An exact reproduction of the data below is expected, free of images.

*** Source records ***

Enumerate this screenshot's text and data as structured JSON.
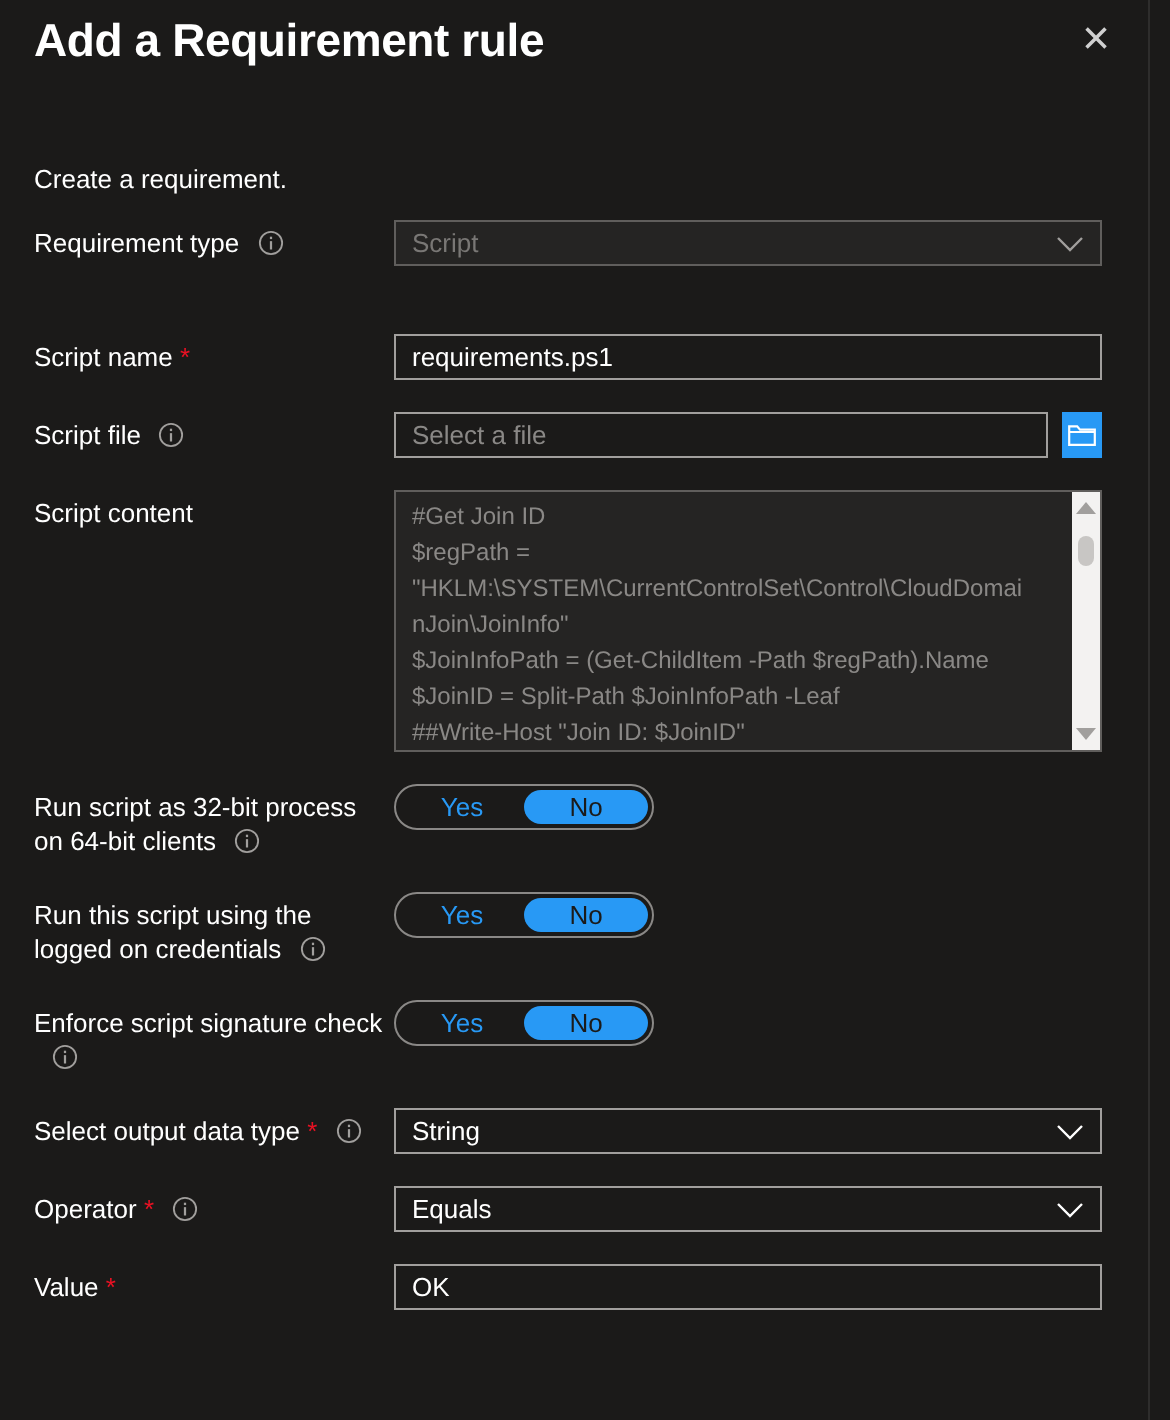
{
  "panel": {
    "title": "Add a Requirement rule",
    "close": "×"
  },
  "intro": "Create a requirement.",
  "fields": [
    {
      "kind": "dropdown",
      "label": "Requirement type",
      "info": true,
      "value": "Script",
      "disabled": true
    },
    {
      "kind": "text",
      "label": "Script name",
      "required_mark": "*",
      "info": false,
      "value": "requirements.ps1"
    },
    {
      "kind": "file",
      "label": "Script file",
      "info": true,
      "placeholder": "Select a file"
    },
    {
      "kind": "textarea",
      "label": "Script content",
      "info": false,
      "lines": [
        "#Get Join ID",
        "$regPath =",
        "\"HKLM:\\SYSTEM\\CurrentControlSet\\Control\\CloudDomai",
        "nJoin\\JoinInfo\"",
        "$JoinInfoPath = (Get-ChildItem -Path $regPath).Name",
        "$JoinID = Split-Path $JoinInfoPath -Leaf",
        "##Write-Host \"Join ID: $JoinID\""
      ]
    },
    {
      "kind": "toggle",
      "label": "Run script as 32-bit process on 64-bit clients",
      "info": true,
      "options": [
        {
          "label": "Yes",
          "selected": false
        },
        {
          "label": "No",
          "selected": true
        }
      ]
    },
    {
      "kind": "toggle",
      "label": "Run this script using the logged on credentials",
      "info": true,
      "options": [
        {
          "label": "Yes",
          "selected": false
        },
        {
          "label": "No",
          "selected": true
        }
      ]
    },
    {
      "kind": "toggle",
      "label": "Enforce script signature check",
      "info": true,
      "options": [
        {
          "label": "Yes",
          "selected": false
        },
        {
          "label": "No",
          "selected": true
        }
      ]
    },
    {
      "kind": "dropdown",
      "label": "Select output data type",
      "required_mark": "*",
      "info": true,
      "value": "String",
      "disabled": false
    },
    {
      "kind": "dropdown",
      "label": "Operator",
      "required_mark": "*",
      "info": true,
      "value": "Equals",
      "disabled": false
    },
    {
      "kind": "text",
      "label": "Value",
      "required_mark": "*",
      "info": false,
      "value": "OK"
    }
  ]
}
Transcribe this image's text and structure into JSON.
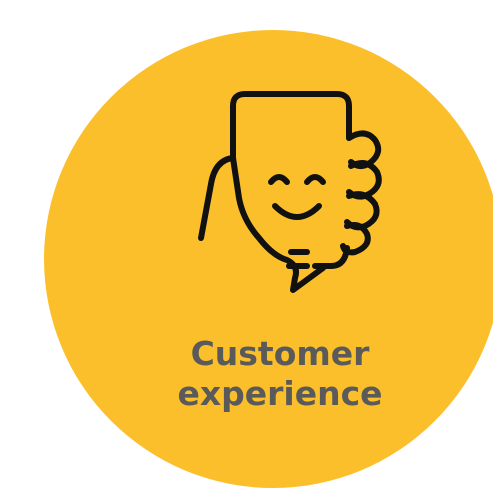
{
  "card": {
    "title_line1": "Customer",
    "title_line2": "experience",
    "icon": "smiling-phone-in-hand-icon",
    "background_color": "#fbbf2b",
    "text_color": "#5a5a5a",
    "icon_color": "#111111"
  }
}
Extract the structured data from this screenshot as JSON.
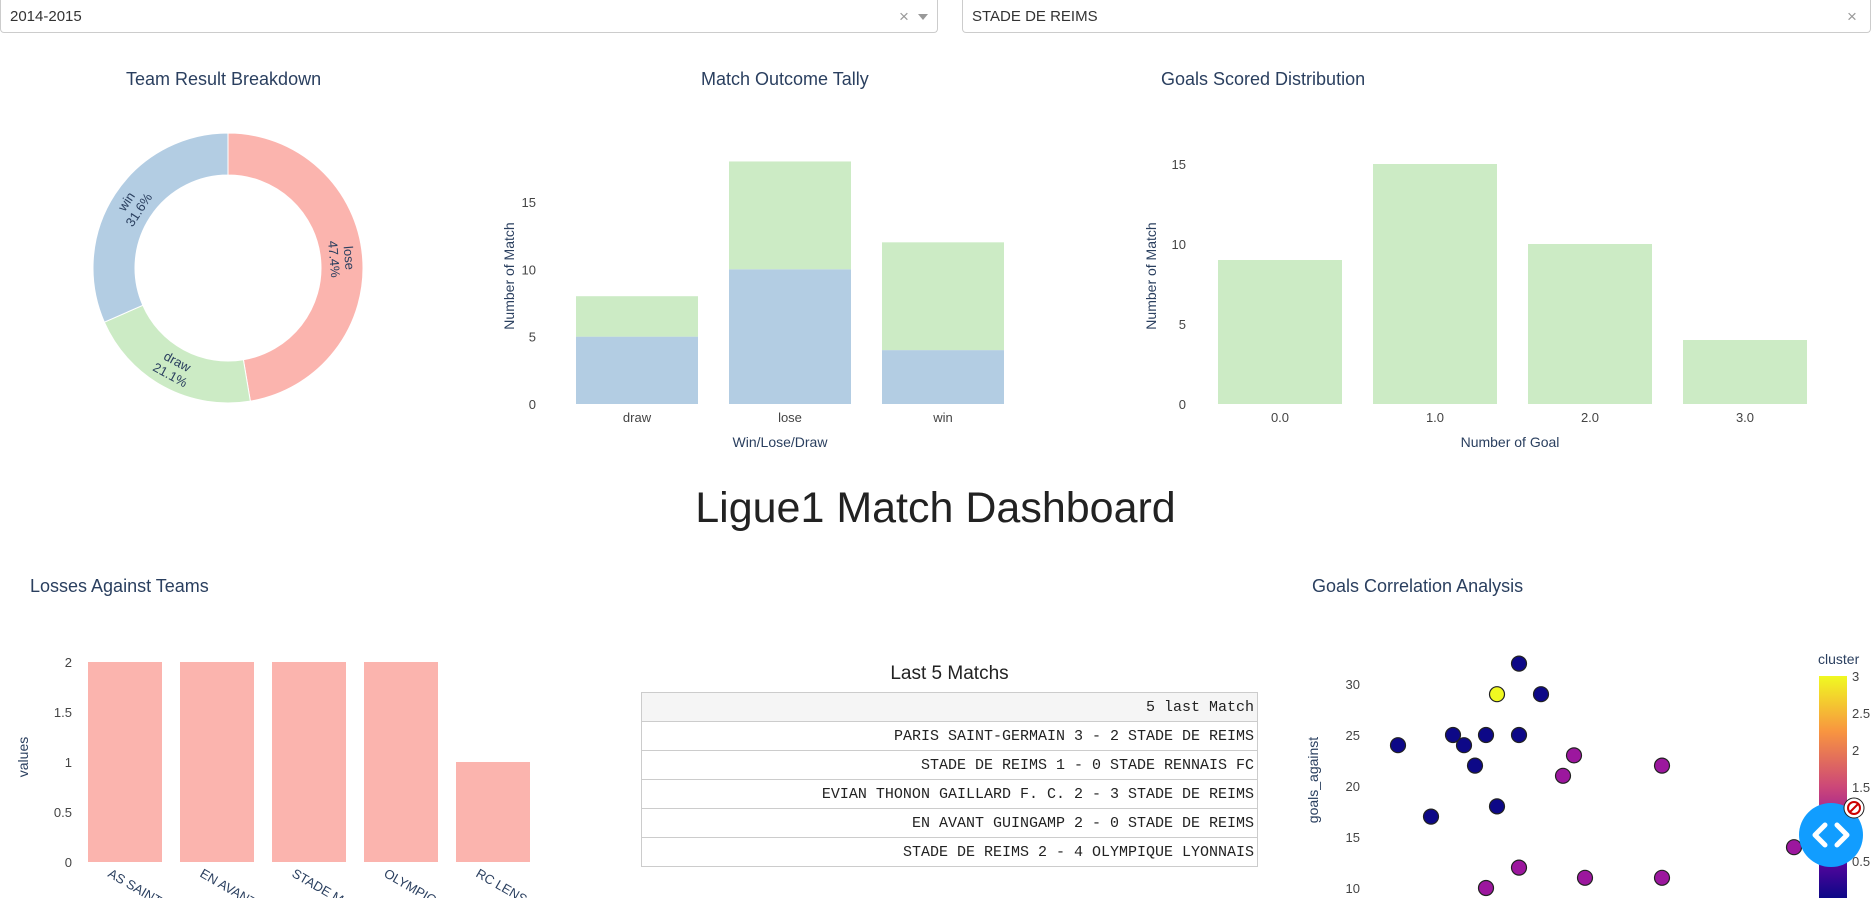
{
  "filters": {
    "season": {
      "value": "2014-2015",
      "clear": "×"
    },
    "team": {
      "value": "STADE DE REIMS",
      "clear": "×"
    }
  },
  "dashboard_title": "Ligue1 Match Dashboard",
  "charts": {
    "donut": {
      "title": "Team Result Breakdown"
    },
    "outcome": {
      "title": "Match Outcome Tally"
    },
    "goals": {
      "title": "Goals Scored Distribution"
    },
    "losses": {
      "title": "Losses Against Teams"
    },
    "scatter": {
      "title": "Goals Correlation Analysis",
      "colorbar_title": "cluster"
    }
  },
  "last5": {
    "title": "Last 5 Matchs",
    "header": "5 last Match",
    "rows": [
      "PARIS SAINT-GERMAIN 3 - 2 STADE DE REIMS",
      "STADE DE REIMS 1 - 0 STADE RENNAIS FC",
      "EVIAN THONON GAILLARD F. C. 2 - 3 STADE DE REIMS",
      "EN AVANT GUINGAMP 2 - 0 STADE DE REIMS",
      "STADE DE REIMS 2 - 4 OLYMPIQUE LYONNAIS"
    ]
  },
  "colors": {
    "lose": "#fbb4ae",
    "win": "#b3cde3",
    "draw": "#ccebc5",
    "scatter_dark": "#0d0887",
    "scatter_mid": "#9c179e",
    "scatter_yellow": "#f0f921",
    "fab": "#119dff"
  },
  "icons": {
    "nav": "code-brackets-icon",
    "notice": "no-entry-icon"
  },
  "chart_data": [
    {
      "type": "pie",
      "title": "Team Result Breakdown",
      "labels": [
        "lose",
        "draw",
        "win"
      ],
      "values": [
        47.4,
        21.1,
        31.6
      ],
      "text": [
        "47.4%",
        "21.1%",
        "31.6%"
      ],
      "hole": true
    },
    {
      "type": "bar",
      "title": "Match Outcome Tally",
      "xlabel": "Win/Lose/Draw",
      "ylabel": "Number of Match",
      "categories": [
        "draw",
        "lose",
        "win"
      ],
      "stacked": true,
      "series": [
        {
          "values": [
            5,
            10,
            4
          ]
        },
        {
          "values": [
            3,
            8,
            8
          ]
        }
      ],
      "yticks": [
        "0",
        "5",
        "10",
        "15"
      ],
      "ylim": [
        0,
        19
      ]
    },
    {
      "type": "bar",
      "title": "Goals Scored Distribution",
      "xlabel": "Number of Goal",
      "ylabel": "Number of Match",
      "categories": [
        "0.0",
        "1.0",
        "2.0",
        "3.0"
      ],
      "values": [
        9,
        15,
        10,
        4
      ],
      "yticks": [
        "0",
        "5",
        "10",
        "15"
      ],
      "ylim": [
        0,
        16
      ]
    },
    {
      "type": "bar",
      "title": "Losses Against Teams",
      "ylabel": "values",
      "categories": [
        "AS SAINT...",
        "EN AVANT...",
        "STADE M...",
        "OLYMPIQ...",
        "RC LENS"
      ],
      "values": [
        2,
        2,
        2,
        2,
        1
      ],
      "yticks": [
        "0",
        "0.5",
        "1",
        "1.5",
        "2"
      ],
      "ylim": [
        0,
        2.1
      ]
    },
    {
      "type": "scatter",
      "title": "Goals Correlation Analysis",
      "ylabel": "goals_against",
      "yticks": [
        "10",
        "15",
        "20",
        "25",
        "30"
      ],
      "colorbar_ticks": [
        "3",
        "2.5",
        "2",
        "1.5",
        "1",
        "0.5"
      ],
      "points": [
        {
          "x": 1,
          "y": 24,
          "cluster": 0
        },
        {
          "x": 2.5,
          "y": 17,
          "cluster": 0
        },
        {
          "x": 3.5,
          "y": 25,
          "cluster": 0
        },
        {
          "x": 4,
          "y": 24,
          "cluster": 0
        },
        {
          "x": 4.5,
          "y": 22,
          "cluster": 0
        },
        {
          "x": 5,
          "y": 25,
          "cluster": 0
        },
        {
          "x": 5.5,
          "y": 18,
          "cluster": 0
        },
        {
          "x": 5.5,
          "y": 29,
          "cluster": 3
        },
        {
          "x": 6.5,
          "y": 32,
          "cluster": 0
        },
        {
          "x": 6.5,
          "y": 25,
          "cluster": 0
        },
        {
          "x": 7.5,
          "y": 29,
          "cluster": 0
        },
        {
          "x": 8.5,
          "y": 21,
          "cluster": 1
        },
        {
          "x": 9,
          "y": 23,
          "cluster": 1
        },
        {
          "x": 13,
          "y": 22,
          "cluster": 1
        },
        {
          "x": 19,
          "y": 14,
          "cluster": 1
        },
        {
          "x": 5,
          "y": 10,
          "cluster": 1
        },
        {
          "x": 6.5,
          "y": 12,
          "cluster": 1
        },
        {
          "x": 9.5,
          "y": 11,
          "cluster": 1
        },
        {
          "x": 13,
          "y": 11,
          "cluster": 1
        }
      ]
    }
  ]
}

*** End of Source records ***

* Response to this exercise:
Enumerate this screenshot's text and data as structured JSON.
{
  "panel": {
    "title": "Add a Requirement rule",
    "close": "×"
  },
  "intro": "Create a requirement.",
  "fields": [
    {
      "kind": "dropdown",
      "label": "Requirement type",
      "info": true,
      "value": "Script",
      "disabled": true
    },
    {
      "kind": "text",
      "label": "Script name",
      "required_mark": "*",
      "info": false,
      "value": "requirements.ps1"
    },
    {
      "kind": "file",
      "label": "Script file",
      "info": true,
      "placeholder": "Select a file"
    },
    {
      "kind": "textarea",
      "label": "Script content",
      "info": false,
      "lines": [
        "#Get Join ID",
        "$regPath =",
        "\"HKLM:\\SYSTEM\\CurrentControlSet\\Control\\CloudDomai",
        "nJoin\\JoinInfo\"",
        "$JoinInfoPath = (Get-ChildItem -Path $regPath).Name",
        "$JoinID = Split-Path $JoinInfoPath -Leaf",
        "##Write-Host \"Join ID: $JoinID\""
      ]
    },
    {
      "kind": "toggle",
      "label": "Run script as 32-bit process on 64-bit clients",
      "info": true,
      "options": [
        {
          "label": "Yes",
          "selected": false
        },
        {
          "label": "No",
          "selected": true
        }
      ]
    },
    {
      "kind": "toggle",
      "label": "Run this script using the logged on credentials",
      "info": true,
      "options": [
        {
          "label": "Yes",
          "selected": false
        },
        {
          "label": "No",
          "selected": true
        }
      ]
    },
    {
      "kind": "toggle",
      "label": "Enforce script signature check",
      "info": true,
      "options": [
        {
          "label": "Yes",
          "selected": false
        },
        {
          "label": "No",
          "selected": true
        }
      ]
    },
    {
      "kind": "dropdown",
      "label": "Select output data type",
      "required_mark": "*",
      "info": true,
      "value": "String",
      "disabled": false
    },
    {
      "kind": "dropdown",
      "label": "Operator",
      "required_mark": "*",
      "info": true,
      "value": "Equals",
      "disabled": false
    },
    {
      "kind": "text",
      "label": "Value",
      "required_mark": "*",
      "info": false,
      "value": "OK"
    }
  ]
}
Transcribe this image's text and structure into JSON.
{
  "card": {
    "title_line1": "Customer",
    "title_line2": "experience",
    "icon": "smiling-phone-in-hand-icon",
    "background_color": "#fbbf2b",
    "text_color": "#5a5a5a",
    "icon_color": "#111111"
  }
}
Extract the structured data from this screenshot as JSON.
{
  "filters": {
    "season": {
      "value": "2014-2015",
      "clear": "×"
    },
    "team": {
      "value": "STADE DE REIMS",
      "clear": "×"
    }
  },
  "dashboard_title": "Ligue1 Match Dashboard",
  "charts": {
    "donut": {
      "title": "Team Result Breakdown"
    },
    "outcome": {
      "title": "Match Outcome Tally"
    },
    "goals": {
      "title": "Goals Scored Distribution"
    },
    "losses": {
      "title": "Losses Against Teams"
    },
    "scatter": {
      "title": "Goals Correlation Analysis",
      "colorbar_title": "cluster"
    }
  },
  "last5": {
    "title": "Last 5 Matchs",
    "header": "5 last Match",
    "rows": [
      "PARIS SAINT-GERMAIN 3 - 2 STADE DE REIMS",
      "STADE DE REIMS 1 - 0 STADE RENNAIS FC",
      "EVIAN THONON GAILLARD F. C. 2 - 3 STADE DE REIMS",
      "EN AVANT GUINGAMP 2 - 0 STADE DE REIMS",
      "STADE DE REIMS 2 - 4 OLYMPIQUE LYONNAIS"
    ]
  },
  "colors": {
    "lose": "#fbb4ae",
    "win": "#b3cde3",
    "draw": "#ccebc5",
    "scatter_dark": "#0d0887",
    "scatter_mid": "#9c179e",
    "scatter_yellow": "#f0f921",
    "fab": "#119dff"
  },
  "icons": {
    "nav": "code-brackets-icon",
    "notice": "no-entry-icon"
  },
  "chart_data": [
    {
      "type": "pie",
      "title": "Team Result Breakdown",
      "labels": [
        "lose",
        "draw",
        "win"
      ],
      "values": [
        47.4,
        21.1,
        31.6
      ],
      "text": [
        "47.4%",
        "21.1%",
        "31.6%"
      ],
      "hole": true
    },
    {
      "type": "bar",
      "title": "Match Outcome Tally",
      "xlabel": "Win/Lose/Draw",
      "ylabel": "Number of Match",
      "categories": [
        "draw",
        "lose",
        "win"
      ],
      "stacked": true,
      "series": [
        {
          "values": [
            5,
            10,
            4
          ]
        },
        {
          "values": [
            3,
            8,
            8
          ]
        }
      ],
      "yticks": [
        "0",
        "5",
        "10",
        "15"
      ],
      "ylim": [
        0,
        19
      ]
    },
    {
      "type": "bar",
      "title": "Goals Scored Distribution",
      "xlabel": "Number of Goal",
      "ylabel": "Number of Match",
      "categories": [
        "0.0",
        "1.0",
        "2.0",
        "3.0"
      ],
      "values": [
        9,
        15,
        10,
        4
      ],
      "yticks": [
        "0",
        "5",
        "10",
        "15"
      ],
      "ylim": [
        0,
        16
      ]
    },
    {
      "type": "bar",
      "title": "Losses Against Teams",
      "ylabel": "values",
      "categories": [
        "AS SAINT...",
        "EN AVANT...",
        "STADE M...",
        "OLYMPIQ...",
        "RC LENS"
      ],
      "values": [
        2,
        2,
        2,
        2,
        1
      ],
      "yticks": [
        "0",
        "0.5",
        "1",
        "1.5",
        "2"
      ],
      "ylim": [
        0,
        2.1
      ]
    },
    {
      "type": "scatter",
      "title": "Goals Correlation Analysis",
      "ylabel": "goals_against",
      "yticks": [
        "10",
        "15",
        "20",
        "25",
        "30"
      ],
      "colorbar_ticks": [
        "3",
        "2.5",
        "2",
        "1.5",
        "1",
        "0.5"
      ],
      "points": [
        {
          "x": 1,
          "y": 24,
          "cluster": 0
        },
        {
          "x": 2.5,
          "y": 17,
          "cluster": 0
        },
        {
          "x": 3.5,
          "y": 25,
          "cluster": 0
        },
        {
          "x": 4,
          "y": 24,
          "cluster": 0
        },
        {
          "x": 4.5,
          "y": 22,
          "cluster": 0
        },
        {
          "x": 5,
          "y": 25,
          "cluster": 0
        },
        {
          "x": 5.5,
          "y": 18,
          "cluster": 0
        },
        {
          "x": 5.5,
          "y": 29,
          "cluster": 3
        },
        {
          "x": 6.5,
          "y": 32,
          "cluster": 0
        },
        {
          "x": 6.5,
          "y": 25,
          "cluster": 0
        },
        {
          "x": 7.5,
          "y": 29,
          "cluster": 0
        },
        {
          "x": 8.5,
          "y": 21,
          "cluster": 1
        },
        {
          "x": 9,
          "y": 23,
          "cluster": 1
        },
        {
          "x": 13,
          "y": 22,
          "cluster": 1
        },
        {
          "x": 19,
          "y": 14,
          "cluster": 1
        },
        {
          "x": 5,
          "y": 10,
          "cluster": 1
        },
        {
          "x": 6.5,
          "y": 12,
          "cluster": 1
        },
        {
          "x": 9.5,
          "y": 11,
          "cluster": 1
        },
        {
          "x": 13,
          "y": 11,
          "cluster": 1
        }
      ]
    }
  ]
}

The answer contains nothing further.